FDA gives updates on PFAS testing in food
The United States Food and Drug Administration (FDA) has disclosed results of Per- and Polyfluoroalkyl Substances (PFAS) testing in 186 samples from the Total Diet Study (TDS). The findings revealed PFAS in few samples of cod, shrimp, tilapia, salmon and ground beef. The FDA's assessment of toxicological reference values (TRVs) indicates that the detected PFAS levels should not pose health risks for the general public or young children. This is consistent with prior results, where over 97% of tested fresh and processed foods had no detectable PFAS.
The FDA has tested nearly 800 samples of various foods since 2019 to estimate PFAS dietary exposure. Currently, the FDA is speeding up testing by increasing lab capacity.
Data on PFAS in seafood is limited, but the FDA said it may be more prone to environmental PFAS contamination than other foods. Aside from canned clams from China, the FDA found no PFAS exposures likely to be unsafe. Some voluntary recalls have been initiated, and the FDA plans to test more imported and domestic bivalve mollusks to better understand PFAS in commercial seafood.
The FDA urged the seafood industry to watch for PFAS contamination and follow rules to ensure seafood safety. If a detectable PFAS level raises safety concerns, the FDA will work jointly with the producers to prevent the product from entering or remaining in the US market. The FDA will work with the food industry to enhance understanding of PFAS in seafood, including testing, sources and ways to reduce it. Moreover, the FDA offers help to laboratories to expand PFAS seafood testing.

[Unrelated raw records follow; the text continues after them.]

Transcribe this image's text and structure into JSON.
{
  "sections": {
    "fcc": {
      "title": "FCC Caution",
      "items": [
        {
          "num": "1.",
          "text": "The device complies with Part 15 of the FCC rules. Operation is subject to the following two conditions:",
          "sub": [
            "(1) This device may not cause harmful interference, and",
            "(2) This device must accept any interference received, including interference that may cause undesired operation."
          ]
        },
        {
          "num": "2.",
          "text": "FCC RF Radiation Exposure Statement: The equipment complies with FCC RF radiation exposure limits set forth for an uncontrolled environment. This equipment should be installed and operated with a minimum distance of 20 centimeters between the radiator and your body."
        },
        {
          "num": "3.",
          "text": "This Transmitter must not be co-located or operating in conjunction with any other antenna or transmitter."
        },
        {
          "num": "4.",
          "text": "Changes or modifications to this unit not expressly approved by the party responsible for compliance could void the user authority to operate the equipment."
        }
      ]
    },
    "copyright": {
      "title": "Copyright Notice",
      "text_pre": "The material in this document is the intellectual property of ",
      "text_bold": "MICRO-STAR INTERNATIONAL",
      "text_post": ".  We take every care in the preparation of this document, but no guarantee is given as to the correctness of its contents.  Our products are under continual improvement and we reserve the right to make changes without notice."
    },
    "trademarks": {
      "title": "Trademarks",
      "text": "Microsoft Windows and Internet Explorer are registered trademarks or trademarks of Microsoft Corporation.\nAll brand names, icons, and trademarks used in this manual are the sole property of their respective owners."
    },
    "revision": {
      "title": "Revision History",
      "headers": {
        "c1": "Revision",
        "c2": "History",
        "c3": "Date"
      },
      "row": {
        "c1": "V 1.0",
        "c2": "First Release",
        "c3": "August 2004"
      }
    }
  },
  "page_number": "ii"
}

To identify which PFAS to test in foods, the agency reviewed the scientific literature and prioritized those chemicals more present in foods and with available standards for accurate identification.
During the years, the FDA has broadened its testing methodology, expanding the number of PFAS included into its analysis (currently, 30 types of PFAS).
The FDA is also utilizing high-resolution mass spectrometry (HRMS) to identify additional PFAS types in foods beyond those currently tested, contributing to future targeted testing methods.
The agency is conducting research on PFAS absorption in plants and concentration differences between various plant parts in collaboration with state partners. This research is expected to help reduce PFAS exposure from food.